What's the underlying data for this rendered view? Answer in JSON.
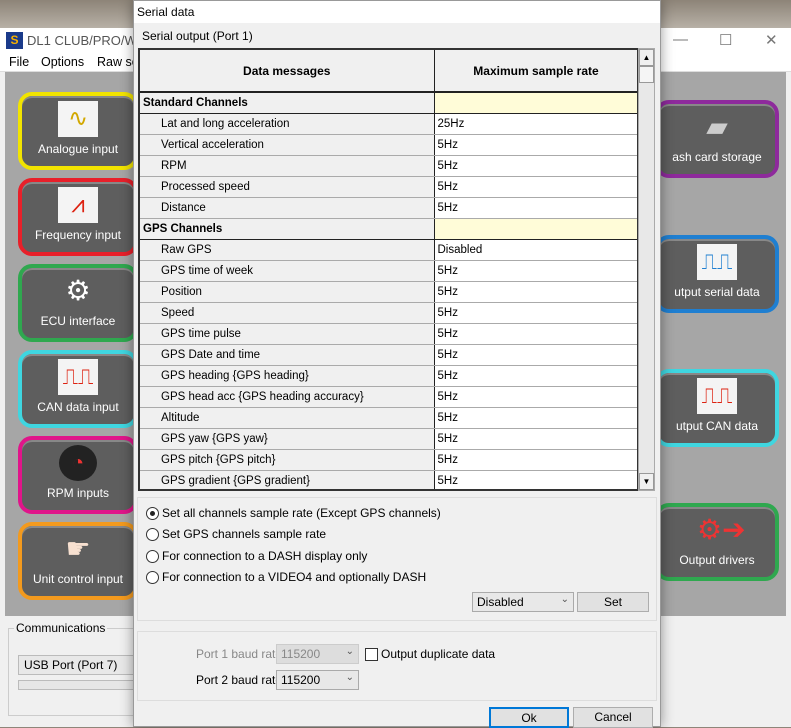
{
  "app": {
    "title": "DL1 CLUB/PRO/WP/",
    "menu": [
      "File",
      "Options",
      "Raw se"
    ],
    "left_tiles": [
      {
        "label": "Analogue input",
        "color": "#f2e400",
        "icon": "sine-wave-icon"
      },
      {
        "label": "Frequency input",
        "color": "#e8202a",
        "icon": "heartbeat-icon"
      },
      {
        "label": "ECU interface",
        "color": "#2fa84f",
        "icon": "engine-icon"
      },
      {
        "label": "CAN data input",
        "color": "#3fd6e0",
        "icon": "square-wave-icon"
      },
      {
        "label": "RPM inputs",
        "color": "#e0158a",
        "icon": "gauge-icon"
      },
      {
        "label": "Unit control input",
        "color": "#f39a1e",
        "icon": "hand-pointer-icon"
      }
    ],
    "right_tiles": [
      {
        "label": "ash card storage",
        "color": "#8e2a9c",
        "icon": "sd-card-icon"
      },
      {
        "label": "utput serial data",
        "color": "#1f7fd1",
        "icon": "square-wave-icon"
      },
      {
        "label": "utput CAN data",
        "color": "#3fd6e0",
        "icon": "square-wave-icon"
      },
      {
        "label": "Output drivers",
        "color": "#2fa84f",
        "icon": "gear-arrow-icon"
      }
    ],
    "communications": {
      "legend": "Communications",
      "port": "USB Port (Port 7)"
    }
  },
  "dialog": {
    "title": "Serial data",
    "port_label": "Serial output (Port 1)",
    "columns": [
      "Data messages",
      "Maximum sample rate"
    ],
    "rows": [
      {
        "section": true,
        "name": "Standard Channels",
        "rate": ""
      },
      {
        "name": "Lat and long acceleration",
        "rate": "25Hz"
      },
      {
        "name": "Vertical acceleration",
        "rate": "5Hz"
      },
      {
        "name": "RPM",
        "rate": "5Hz"
      },
      {
        "name": "Processed speed",
        "rate": "5Hz"
      },
      {
        "name": "Distance",
        "rate": "5Hz"
      },
      {
        "section": true,
        "name": "GPS Channels",
        "rate": ""
      },
      {
        "name": "Raw GPS",
        "rate": "Disabled"
      },
      {
        "name": "GPS time of week",
        "rate": "5Hz"
      },
      {
        "name": "Position",
        "rate": "5Hz"
      },
      {
        "name": "Speed",
        "rate": "5Hz"
      },
      {
        "name": "GPS time pulse",
        "rate": "5Hz"
      },
      {
        "name": "GPS Date and time",
        "rate": "5Hz"
      },
      {
        "name": "GPS heading {GPS heading}",
        "rate": "5Hz"
      },
      {
        "name": "GPS head acc {GPS heading accuracy}",
        "rate": "5Hz"
      },
      {
        "name": "Altitude",
        "rate": "5Hz"
      },
      {
        "name": "GPS yaw {GPS yaw}",
        "rate": "5Hz"
      },
      {
        "name": "GPS pitch {GPS pitch}",
        "rate": "5Hz"
      },
      {
        "name": "GPS gradient {GPS gradient}",
        "rate": "5Hz"
      }
    ],
    "radios": [
      {
        "label": "Set all channels sample rate (Except GPS channels)",
        "checked": true
      },
      {
        "label": "Set GPS channels sample rate",
        "checked": false
      },
      {
        "label": "For connection to a DASH display only",
        "checked": false
      },
      {
        "label": "For connection to a VIDEO4 and optionally DASH",
        "checked": false
      }
    ],
    "rate_select": "Disabled",
    "set_label": "Set",
    "port1_label": "Port 1 baud rate",
    "port1_value": "115200",
    "port2_label": "Port 2 baud rate",
    "port2_value": "115200",
    "duplicate_label": "Output duplicate data",
    "duplicate_checked": false,
    "ok_label": "Ok",
    "cancel_label": "Cancel"
  }
}
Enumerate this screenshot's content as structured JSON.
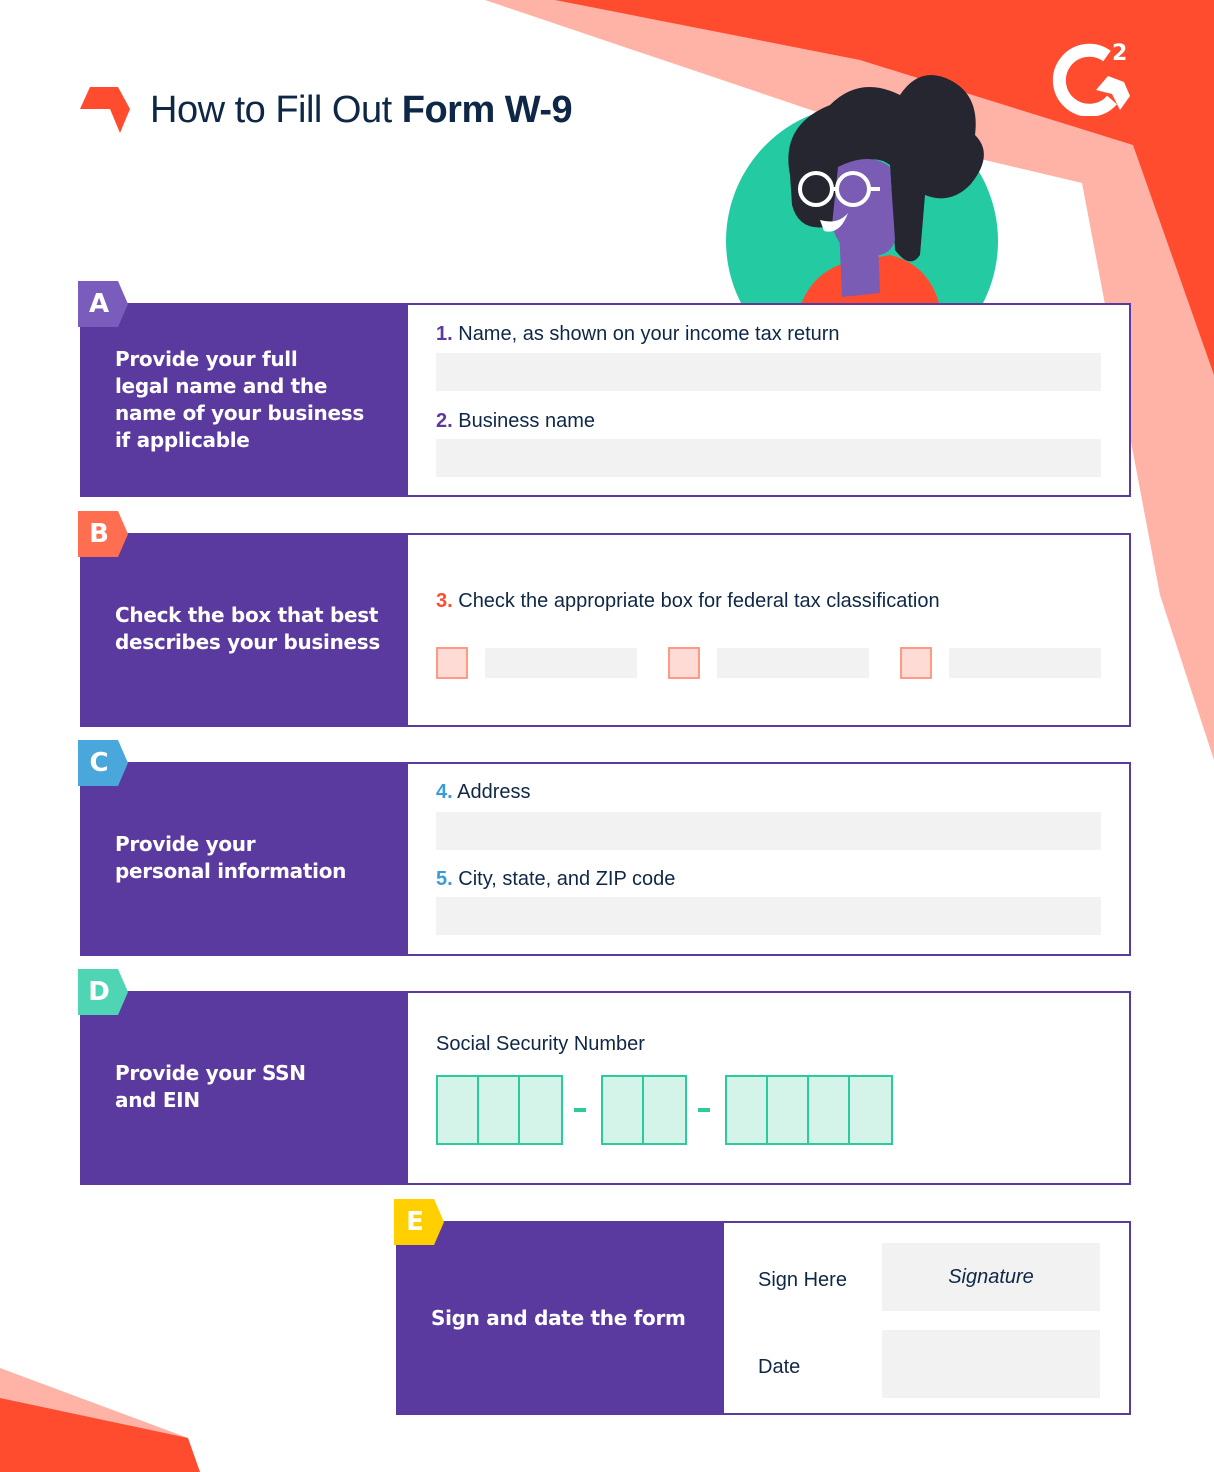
{
  "header": {
    "title_light": "How to Fill Out ",
    "title_bold": "Form W-9",
    "logo_icon": "orange-hexagon-mark",
    "brand_logo": "g2-logo",
    "brand_sup": "2"
  },
  "colors": {
    "panel": "#5b3a9f",
    "accent_orange": "#ff4b2e",
    "accent_pink": "#ffb3a6",
    "badge_a": "#7a5cbc",
    "badge_b": "#ff6e50",
    "badge_c": "#4aa7dc",
    "badge_d": "#4fd5b4",
    "badge_e": "#ffcf00",
    "ssn_green": "#2ccb9c",
    "input_gray": "#f2f2f2",
    "text_dark": "#0f2746"
  },
  "sections": {
    "a": {
      "letter": "A",
      "heading_lines": [
        "Provide your full",
        "legal name and the",
        "name of your business",
        "if applicable"
      ],
      "fields": [
        {
          "num": "1.",
          "label": " Name, as shown on your income tax return",
          "value": ""
        },
        {
          "num": "2.",
          "label": " Business name",
          "value": ""
        }
      ]
    },
    "b": {
      "letter": "B",
      "heading_lines": [
        "Check the box that best",
        "describes your business"
      ],
      "fields": [
        {
          "num": "3.",
          "label": " Check the appropriate box for federal tax classification"
        }
      ],
      "checkbox_count": 3
    },
    "c": {
      "letter": "C",
      "heading_lines": [
        "Provide your",
        "personal information"
      ],
      "fields": [
        {
          "num": "4.",
          "label": " Address",
          "value": ""
        },
        {
          "num": "5.",
          "label": " City, state, and ZIP code",
          "value": ""
        }
      ]
    },
    "d": {
      "letter": "D",
      "heading_lines": [
        "Provide your SSN",
        "and EIN"
      ],
      "ssn_label": "Social Security Number",
      "ssn_groups": [
        3,
        2,
        4
      ],
      "ssn_separator": "-"
    },
    "e": {
      "letter": "E",
      "heading": "Sign and date the form",
      "sign_label": "Sign Here",
      "sign_placeholder": "Signature",
      "date_label": "Date",
      "date_value": ""
    }
  }
}
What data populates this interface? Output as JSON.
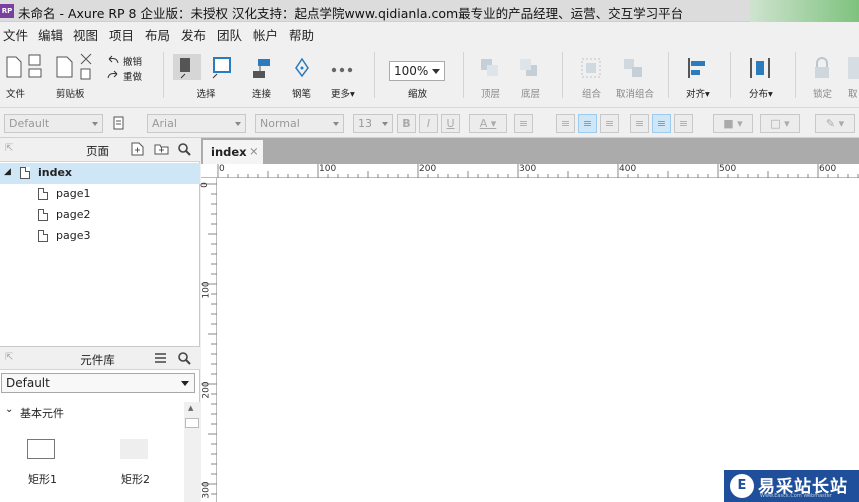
{
  "window": {
    "app_icon": "RP",
    "title": "未命名 - Axure RP 8 企业版：未授权 汉化支持：起点学院www.qidianla.com最专业的产品经理、运营、交互学习平台"
  },
  "menu": [
    "文件",
    "编辑",
    "视图",
    "项目",
    "布局",
    "发布",
    "团队",
    "帐户",
    "帮助"
  ],
  "toolbar": {
    "file": "文件",
    "clipboard": "剪贴板",
    "undo": "撤销",
    "redo": "重做",
    "select": "选择",
    "connect": "连接",
    "pen": "钢笔",
    "more": "更多▾",
    "zoom_value": "100%",
    "zoom": "缩放",
    "top": "顶层",
    "bottom": "底层",
    "group": "组合",
    "ungroup": "取消组合",
    "align": "对齐▾",
    "distribute": "分布▾",
    "lock": "锁定",
    "extra": "取"
  },
  "stylebar": {
    "style": "Default",
    "font": "Arial",
    "weight": "Normal",
    "size": "13",
    "bold": "B",
    "italic": "I",
    "underline": "U",
    "text_color": "A"
  },
  "pages_panel": {
    "title": "页面",
    "root": "index",
    "children": [
      "page1",
      "page2",
      "page3"
    ]
  },
  "widgets_panel": {
    "title": "元件库",
    "library": "Default",
    "category": "基本元件",
    "items": [
      "矩形1",
      "矩形2"
    ]
  },
  "canvas": {
    "tab": "index",
    "tab_close": "×",
    "ruler_top": [
      "0",
      "100",
      "200",
      "300",
      "400",
      "500",
      "600"
    ],
    "ruler_left": [
      "0",
      "100",
      "200",
      "300"
    ]
  },
  "watermark": {
    "badge": "E",
    "text": "易采站长站",
    "sub": "Www.Easck.Com Webmaster"
  },
  "colors": {
    "accent": "#cfe6f7",
    "app_icon": "#7b3fa0",
    "watermark": "#1f4f9a"
  }
}
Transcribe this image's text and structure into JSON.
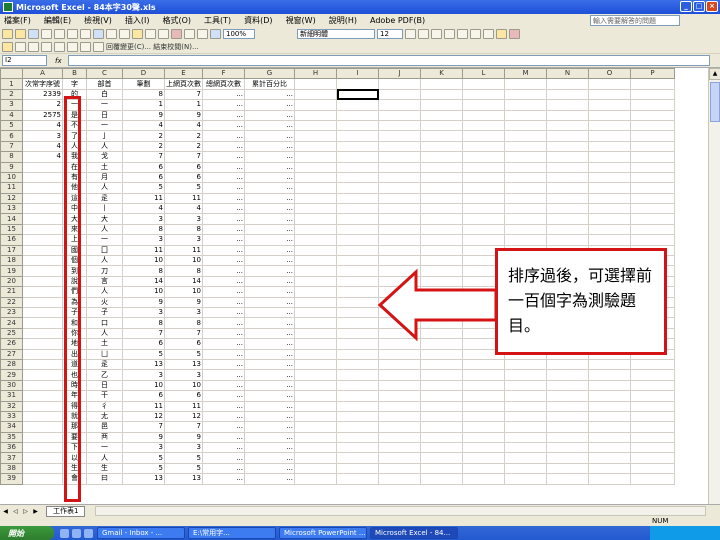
{
  "window": {
    "title": "Microsoft Excel - 84本字30聲.xls"
  },
  "menu": {
    "items": [
      "檔案(F)",
      "編輯(E)",
      "檢視(V)",
      "插入(I)",
      "格式(O)",
      "工具(T)",
      "資料(D)",
      "視窗(W)",
      "說明(H)",
      "Adobe PDF(B)"
    ],
    "help_placeholder": "輸入需要解答的問題"
  },
  "toolbar": {
    "font_name": "新細明體",
    "font_size": "12",
    "zoom": "100%",
    "row3_text": "回覆變更(C)... 結束校閱(N)..."
  },
  "formula": {
    "namebox": "I2",
    "fx": "fx"
  },
  "grid": {
    "col_headers": [
      "A",
      "B",
      "C",
      "D",
      "E",
      "F",
      "G",
      "H",
      "I",
      "J",
      "K",
      "L",
      "M",
      "N",
      "O",
      "P"
    ],
    "header_row": [
      "次常字序號",
      "字",
      "部首",
      "筆劃",
      "上網頁次數",
      "總網頁次數",
      "累計百分比"
    ],
    "rows": [
      [
        "2",
        "2339",
        "的",
        "白",
        "8",
        "7",
        "...",
        "...",
        ""
      ],
      [
        "3",
        "2",
        "一",
        "一",
        "1",
        "1",
        "...",
        "...",
        ""
      ],
      [
        "4",
        "2575",
        "是",
        "日",
        "9",
        "9",
        "...",
        "...",
        ""
      ],
      [
        "5",
        "4",
        "不",
        "一",
        "4",
        "4",
        "...",
        "...",
        ""
      ],
      [
        "6",
        "3",
        "了",
        "亅",
        "2",
        "2",
        "...",
        "...",
        ""
      ],
      [
        "7",
        "4",
        "人",
        "人",
        "2",
        "2",
        "...",
        "...",
        ""
      ],
      [
        "8",
        "4",
        "我",
        "戈",
        "7",
        "7",
        "...",
        "...",
        ""
      ],
      [
        "9",
        "",
        "在",
        "土",
        "6",
        "6",
        "...",
        "...",
        ""
      ],
      [
        "10",
        "",
        "有",
        "月",
        "6",
        "6",
        "...",
        "...",
        ""
      ],
      [
        "11",
        "",
        "他",
        "人",
        "5",
        "5",
        "...",
        "...",
        ""
      ],
      [
        "12",
        "",
        "這",
        "辵",
        "11",
        "11",
        "...",
        "...",
        ""
      ],
      [
        "13",
        "",
        "中",
        "丨",
        "4",
        "4",
        "...",
        "...",
        ""
      ],
      [
        "14",
        "",
        "大",
        "大",
        "3",
        "3",
        "...",
        "...",
        ""
      ],
      [
        "15",
        "",
        "來",
        "人",
        "8",
        "8",
        "...",
        "...",
        ""
      ],
      [
        "16",
        "",
        "上",
        "一",
        "3",
        "3",
        "...",
        "...",
        ""
      ],
      [
        "17",
        "",
        "國",
        "囗",
        "11",
        "11",
        "...",
        "...",
        ""
      ],
      [
        "18",
        "",
        "個",
        "人",
        "10",
        "10",
        "...",
        "...",
        ""
      ],
      [
        "19",
        "",
        "到",
        "刀",
        "8",
        "8",
        "...",
        "...",
        ""
      ],
      [
        "20",
        "",
        "說",
        "言",
        "14",
        "14",
        "...",
        "...",
        ""
      ],
      [
        "21",
        "",
        "們",
        "人",
        "10",
        "10",
        "...",
        "...",
        ""
      ],
      [
        "22",
        "",
        "為",
        "火",
        "9",
        "9",
        "...",
        "...",
        ""
      ],
      [
        "23",
        "",
        "子",
        "子",
        "3",
        "3",
        "...",
        "...",
        ""
      ],
      [
        "24",
        "",
        "和",
        "口",
        "8",
        "8",
        "...",
        "...",
        ""
      ],
      [
        "25",
        "",
        "你",
        "人",
        "7",
        "7",
        "...",
        "...",
        ""
      ],
      [
        "26",
        "",
        "地",
        "土",
        "6",
        "6",
        "...",
        "...",
        ""
      ],
      [
        "27",
        "",
        "出",
        "凵",
        "5",
        "5",
        "...",
        "...",
        ""
      ],
      [
        "28",
        "",
        "道",
        "辵",
        "13",
        "13",
        "...",
        "...",
        ""
      ],
      [
        "29",
        "",
        "也",
        "乙",
        "3",
        "3",
        "...",
        "...",
        ""
      ],
      [
        "30",
        "",
        "時",
        "日",
        "10",
        "10",
        "...",
        "...",
        ""
      ],
      [
        "31",
        "",
        "年",
        "干",
        "6",
        "6",
        "...",
        "...",
        ""
      ],
      [
        "32",
        "",
        "得",
        "彳",
        "11",
        "11",
        "...",
        "...",
        ""
      ],
      [
        "33",
        "",
        "就",
        "尢",
        "12",
        "12",
        "...",
        "...",
        ""
      ],
      [
        "34",
        "",
        "那",
        "邑",
        "7",
        "7",
        "...",
        "...",
        ""
      ],
      [
        "35",
        "",
        "要",
        "襾",
        "9",
        "9",
        "...",
        "...",
        ""
      ],
      [
        "36",
        "",
        "下",
        "一",
        "3",
        "3",
        "...",
        "...",
        ""
      ],
      [
        "37",
        "",
        "以",
        "人",
        "5",
        "5",
        "...",
        "...",
        ""
      ],
      [
        "38",
        "",
        "生",
        "生",
        "5",
        "5",
        "...",
        "...",
        ""
      ],
      [
        "39",
        "",
        "會",
        "曰",
        "13",
        "13",
        "...",
        "...",
        ""
      ]
    ]
  },
  "sheet_tabs": {
    "active": "工作表1"
  },
  "status": {
    "ready": "",
    "num": "NUM"
  },
  "taskbar": {
    "start": "開始",
    "tasks": [
      "Gmail - Inbox - ...",
      "E:\\常用字...",
      "Microsoft PowerPoint ...",
      "Microsoft Excel - 84..."
    ],
    "clock": ""
  },
  "annotation": {
    "callout_text": "排序過後，可選擇前一百個字為測驗題目。",
    "color": "#d41414"
  }
}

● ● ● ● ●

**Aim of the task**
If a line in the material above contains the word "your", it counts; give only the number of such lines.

**Answer area**
6